What this showed was that long-term care facilities with higher concentrations of disadvantaged residents, including Medicaid residents and racial and ethnic minorities, lower nurse staffing levels (particularly of registered nurses), and lower scores on CMS five-star quality measures had higher rates of confirmed COVID-19 cases and deaths. Higher nurse-staffing ratios in particular were strongly associated with fewer cases and deaths.
Nursing levels are especially key, since there was a strong link between staffing levels and coronavirus cases, suggesting that such personnel are key to an institution's ability to effectively respond to an outbreak – likely because RNs are a major factor in the assessment and provision of medical care, including the early identification of emergencies and life-threatening situations.
THE LARGER TREND
Similar patterns in nursing homes have since been observed in other states, including California. In April, the federal Centers for Disease Control and Prevention required all nursing homes to submit COVID-19 data. A preliminary analysis of the CDC data showed similar associations between nursing home quality and staffing and coronavirus infection rates and deaths.

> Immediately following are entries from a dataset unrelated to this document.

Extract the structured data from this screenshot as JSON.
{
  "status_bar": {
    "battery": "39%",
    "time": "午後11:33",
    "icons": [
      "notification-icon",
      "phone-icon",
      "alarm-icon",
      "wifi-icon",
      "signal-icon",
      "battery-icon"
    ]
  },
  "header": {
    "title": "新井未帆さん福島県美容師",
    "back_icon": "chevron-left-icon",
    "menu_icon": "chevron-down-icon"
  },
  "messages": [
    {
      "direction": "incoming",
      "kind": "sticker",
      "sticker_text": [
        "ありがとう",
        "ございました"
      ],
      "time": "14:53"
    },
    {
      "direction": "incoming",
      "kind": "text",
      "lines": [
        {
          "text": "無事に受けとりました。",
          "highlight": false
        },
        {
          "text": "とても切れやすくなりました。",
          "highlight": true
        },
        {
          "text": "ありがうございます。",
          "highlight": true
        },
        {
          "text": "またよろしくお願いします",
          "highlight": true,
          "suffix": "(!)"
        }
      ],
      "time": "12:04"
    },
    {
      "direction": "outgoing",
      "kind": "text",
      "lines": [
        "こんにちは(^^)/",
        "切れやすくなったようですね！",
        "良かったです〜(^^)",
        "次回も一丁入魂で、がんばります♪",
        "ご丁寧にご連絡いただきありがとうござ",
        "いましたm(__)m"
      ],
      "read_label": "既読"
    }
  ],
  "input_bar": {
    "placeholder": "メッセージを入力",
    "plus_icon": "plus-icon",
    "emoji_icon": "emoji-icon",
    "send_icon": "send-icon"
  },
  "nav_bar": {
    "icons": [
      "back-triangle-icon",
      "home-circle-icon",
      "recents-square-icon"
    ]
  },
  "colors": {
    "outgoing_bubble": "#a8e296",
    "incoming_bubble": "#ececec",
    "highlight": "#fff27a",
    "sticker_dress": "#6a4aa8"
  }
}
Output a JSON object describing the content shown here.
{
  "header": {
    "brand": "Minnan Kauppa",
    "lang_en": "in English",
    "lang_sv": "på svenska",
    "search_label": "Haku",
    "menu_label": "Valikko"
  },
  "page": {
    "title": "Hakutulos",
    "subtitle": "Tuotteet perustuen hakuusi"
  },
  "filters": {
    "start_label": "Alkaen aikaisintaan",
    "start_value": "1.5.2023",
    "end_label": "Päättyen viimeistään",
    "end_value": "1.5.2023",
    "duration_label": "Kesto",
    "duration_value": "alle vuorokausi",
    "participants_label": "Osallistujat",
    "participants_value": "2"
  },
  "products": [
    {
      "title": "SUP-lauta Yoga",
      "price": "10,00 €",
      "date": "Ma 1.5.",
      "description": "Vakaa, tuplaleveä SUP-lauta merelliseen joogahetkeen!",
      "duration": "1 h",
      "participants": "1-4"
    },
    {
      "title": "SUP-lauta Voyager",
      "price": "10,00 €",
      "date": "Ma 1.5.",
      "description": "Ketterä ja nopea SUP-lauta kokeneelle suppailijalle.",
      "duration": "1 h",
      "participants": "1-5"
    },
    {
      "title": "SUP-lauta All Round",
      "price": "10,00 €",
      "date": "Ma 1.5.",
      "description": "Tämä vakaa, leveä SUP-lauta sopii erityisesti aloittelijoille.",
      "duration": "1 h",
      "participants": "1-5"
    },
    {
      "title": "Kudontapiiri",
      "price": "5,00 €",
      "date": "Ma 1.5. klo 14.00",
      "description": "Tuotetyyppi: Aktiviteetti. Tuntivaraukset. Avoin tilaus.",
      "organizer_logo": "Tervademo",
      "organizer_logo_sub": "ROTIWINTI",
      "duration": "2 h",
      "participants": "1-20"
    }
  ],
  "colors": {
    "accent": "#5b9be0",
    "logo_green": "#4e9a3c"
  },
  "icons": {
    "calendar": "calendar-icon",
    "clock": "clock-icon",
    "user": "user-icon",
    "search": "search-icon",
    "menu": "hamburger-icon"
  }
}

The authors suggest that the findings should be used to recalibrate the nation's efforts to control infection rates in nursing homes. Efforts to date have concentrated in facilities located in areas with high infection rates. The authors contend that, going forward, regulators and state nursing home inspectors should also target homes with lower RN staffing levels and quality ratings.